Items from a data source
Segment Open
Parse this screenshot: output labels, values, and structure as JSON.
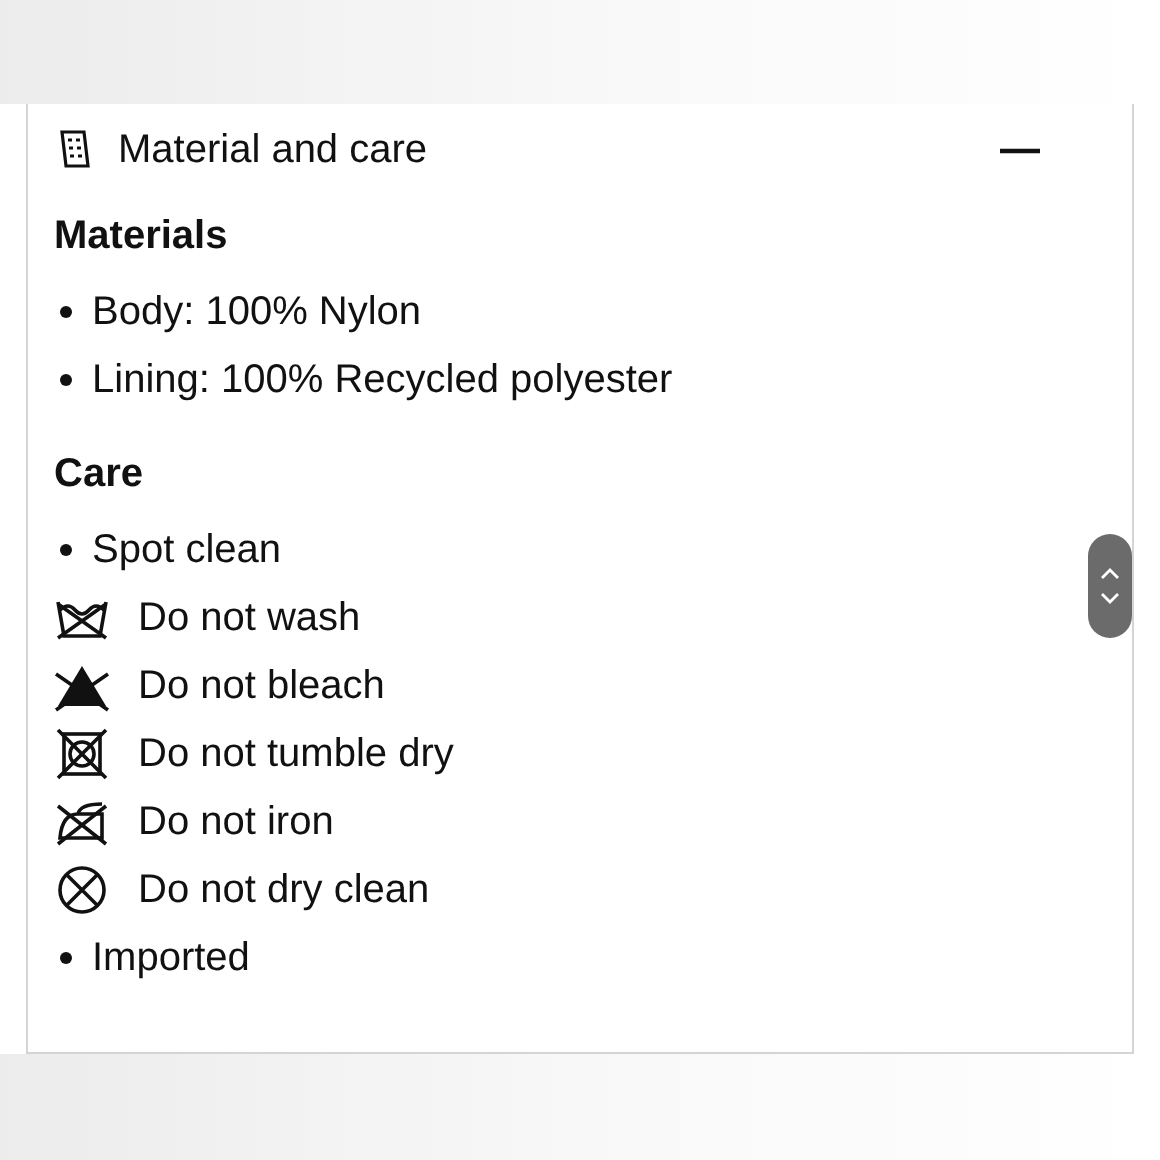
{
  "section": {
    "title": "Material and care",
    "expanded": true,
    "groups": [
      {
        "heading": "Materials",
        "items": [
          {
            "kind": "bullet",
            "text": "Body: 100% Nylon"
          },
          {
            "kind": "bullet",
            "text": "Lining: 100% Recycled polyester"
          }
        ]
      },
      {
        "heading": "Care",
        "items": [
          {
            "kind": "bullet",
            "text": "Spot clean"
          },
          {
            "kind": "wash",
            "text": "Do not wash"
          },
          {
            "kind": "bleach",
            "text": "Do not bleach"
          },
          {
            "kind": "tumble",
            "text": "Do not tumble dry"
          },
          {
            "kind": "iron",
            "text": "Do not iron"
          },
          {
            "kind": "dryclean",
            "text": "Do not dry clean"
          },
          {
            "kind": "bullet",
            "text": "Imported"
          }
        ]
      }
    ]
  }
}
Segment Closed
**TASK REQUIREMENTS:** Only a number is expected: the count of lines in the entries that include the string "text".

**WRITTEN RESPONSE:** 9